**Brief**.
Give the count of lines in the entries that include "conversation", and write nothing besides it.

[Collected data entries]
________

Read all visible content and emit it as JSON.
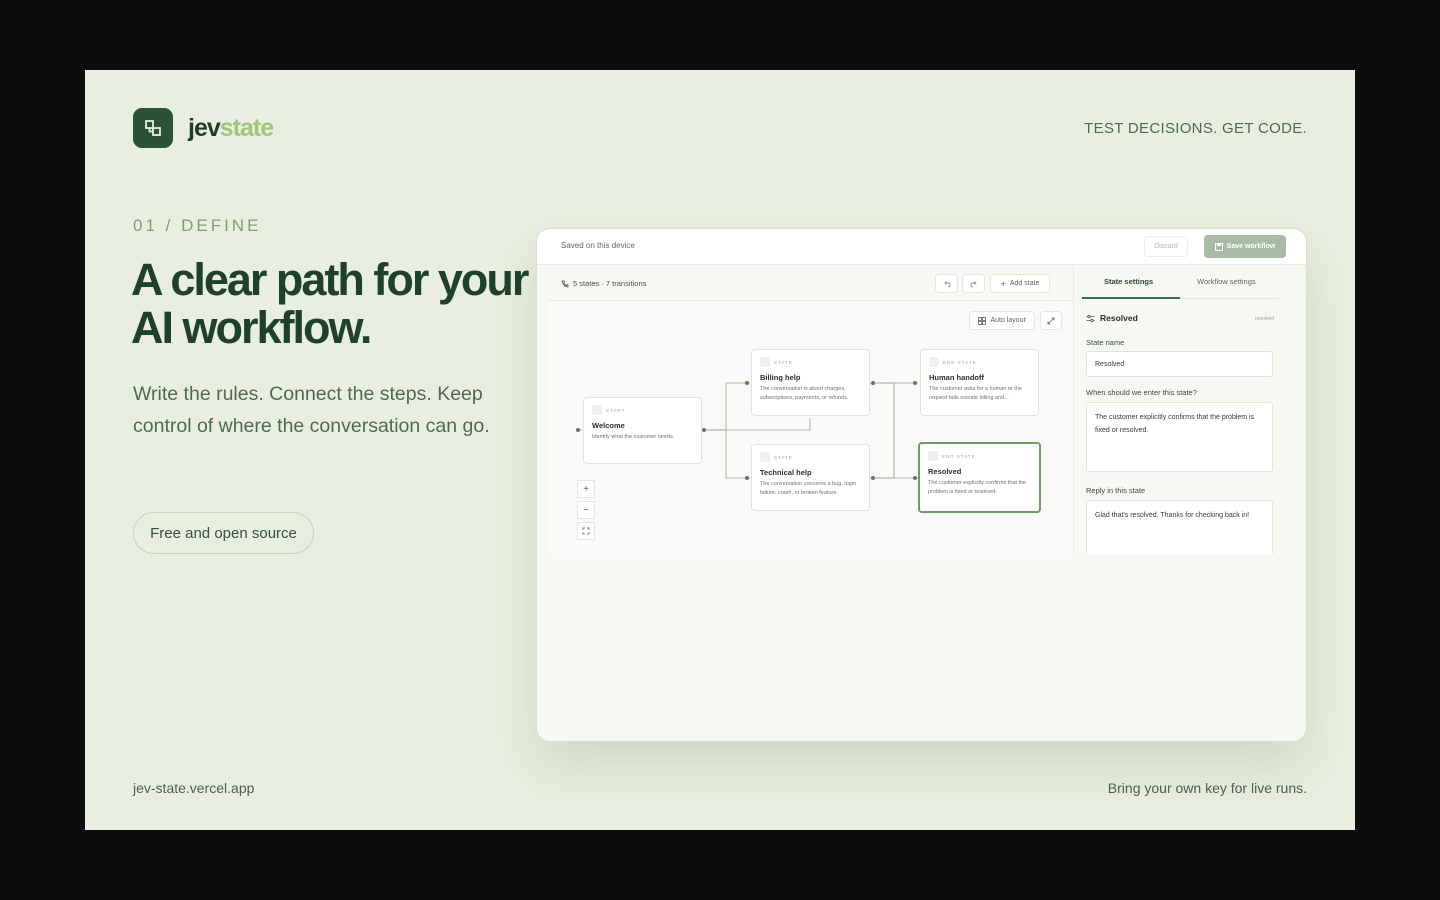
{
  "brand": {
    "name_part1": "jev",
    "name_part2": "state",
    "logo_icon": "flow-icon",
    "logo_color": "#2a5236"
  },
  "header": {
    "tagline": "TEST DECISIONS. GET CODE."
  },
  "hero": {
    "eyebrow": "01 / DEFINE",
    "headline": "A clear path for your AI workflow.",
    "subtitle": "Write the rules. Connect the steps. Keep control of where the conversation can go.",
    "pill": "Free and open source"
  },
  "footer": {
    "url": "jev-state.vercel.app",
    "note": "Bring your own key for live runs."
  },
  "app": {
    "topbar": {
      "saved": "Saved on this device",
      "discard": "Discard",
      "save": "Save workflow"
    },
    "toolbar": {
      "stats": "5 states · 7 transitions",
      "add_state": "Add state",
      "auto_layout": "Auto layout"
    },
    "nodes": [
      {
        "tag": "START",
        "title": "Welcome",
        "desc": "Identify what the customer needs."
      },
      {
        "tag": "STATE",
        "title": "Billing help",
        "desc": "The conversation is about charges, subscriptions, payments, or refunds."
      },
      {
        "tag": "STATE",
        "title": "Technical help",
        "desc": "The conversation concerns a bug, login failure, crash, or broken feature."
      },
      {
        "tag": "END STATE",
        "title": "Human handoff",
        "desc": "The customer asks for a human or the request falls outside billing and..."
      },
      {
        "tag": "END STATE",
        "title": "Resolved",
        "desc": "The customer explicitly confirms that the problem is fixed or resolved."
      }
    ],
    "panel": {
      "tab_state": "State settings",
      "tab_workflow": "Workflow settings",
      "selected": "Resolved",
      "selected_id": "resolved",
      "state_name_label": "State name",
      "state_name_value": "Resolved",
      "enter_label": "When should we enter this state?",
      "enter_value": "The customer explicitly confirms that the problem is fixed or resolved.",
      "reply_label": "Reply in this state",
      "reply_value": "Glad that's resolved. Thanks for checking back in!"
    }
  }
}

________

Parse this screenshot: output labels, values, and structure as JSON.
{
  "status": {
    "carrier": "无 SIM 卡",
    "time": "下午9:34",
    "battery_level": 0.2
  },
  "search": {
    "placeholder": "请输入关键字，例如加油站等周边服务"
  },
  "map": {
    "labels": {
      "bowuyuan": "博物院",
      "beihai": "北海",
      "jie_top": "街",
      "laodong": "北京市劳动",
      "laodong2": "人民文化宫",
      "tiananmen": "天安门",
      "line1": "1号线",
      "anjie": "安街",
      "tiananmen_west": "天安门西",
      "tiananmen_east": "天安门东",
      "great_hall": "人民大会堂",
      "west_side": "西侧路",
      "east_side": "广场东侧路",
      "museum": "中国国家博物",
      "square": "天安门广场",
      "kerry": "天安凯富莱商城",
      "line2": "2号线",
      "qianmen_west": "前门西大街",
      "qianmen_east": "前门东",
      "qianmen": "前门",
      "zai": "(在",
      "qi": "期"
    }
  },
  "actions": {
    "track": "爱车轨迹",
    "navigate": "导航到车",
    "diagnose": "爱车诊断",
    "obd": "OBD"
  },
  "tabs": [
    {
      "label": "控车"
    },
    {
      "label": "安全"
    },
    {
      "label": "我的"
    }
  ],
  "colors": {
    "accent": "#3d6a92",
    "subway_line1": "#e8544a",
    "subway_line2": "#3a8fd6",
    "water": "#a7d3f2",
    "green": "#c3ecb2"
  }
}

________

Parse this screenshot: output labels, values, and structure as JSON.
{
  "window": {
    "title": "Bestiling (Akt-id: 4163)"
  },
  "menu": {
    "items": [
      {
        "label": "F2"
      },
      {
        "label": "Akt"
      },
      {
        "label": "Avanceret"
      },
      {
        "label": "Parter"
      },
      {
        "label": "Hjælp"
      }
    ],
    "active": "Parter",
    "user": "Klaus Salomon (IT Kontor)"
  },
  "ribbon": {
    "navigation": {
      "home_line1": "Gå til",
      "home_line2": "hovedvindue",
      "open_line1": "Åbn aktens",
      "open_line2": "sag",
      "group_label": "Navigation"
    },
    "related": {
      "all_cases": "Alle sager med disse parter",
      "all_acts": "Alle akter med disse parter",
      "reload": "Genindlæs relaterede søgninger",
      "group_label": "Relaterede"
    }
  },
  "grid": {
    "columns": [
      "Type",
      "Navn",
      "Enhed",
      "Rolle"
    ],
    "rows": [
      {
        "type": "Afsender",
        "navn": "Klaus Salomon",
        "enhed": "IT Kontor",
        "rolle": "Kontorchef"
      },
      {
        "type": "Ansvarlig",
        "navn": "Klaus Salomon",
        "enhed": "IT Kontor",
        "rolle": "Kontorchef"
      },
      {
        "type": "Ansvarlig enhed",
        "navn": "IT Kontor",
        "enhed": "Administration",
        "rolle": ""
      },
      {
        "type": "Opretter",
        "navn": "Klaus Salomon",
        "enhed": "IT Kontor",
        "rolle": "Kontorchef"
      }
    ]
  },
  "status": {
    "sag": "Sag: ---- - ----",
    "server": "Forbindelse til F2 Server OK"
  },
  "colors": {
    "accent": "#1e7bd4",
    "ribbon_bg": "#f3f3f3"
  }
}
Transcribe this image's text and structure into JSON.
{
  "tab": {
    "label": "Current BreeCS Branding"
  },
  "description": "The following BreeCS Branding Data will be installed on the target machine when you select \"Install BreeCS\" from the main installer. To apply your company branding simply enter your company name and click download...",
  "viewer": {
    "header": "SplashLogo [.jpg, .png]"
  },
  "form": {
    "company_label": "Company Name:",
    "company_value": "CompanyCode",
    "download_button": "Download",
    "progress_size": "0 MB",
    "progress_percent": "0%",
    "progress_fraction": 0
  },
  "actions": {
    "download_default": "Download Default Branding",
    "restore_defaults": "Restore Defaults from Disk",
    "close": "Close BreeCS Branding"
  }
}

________

**Problem solution**.
3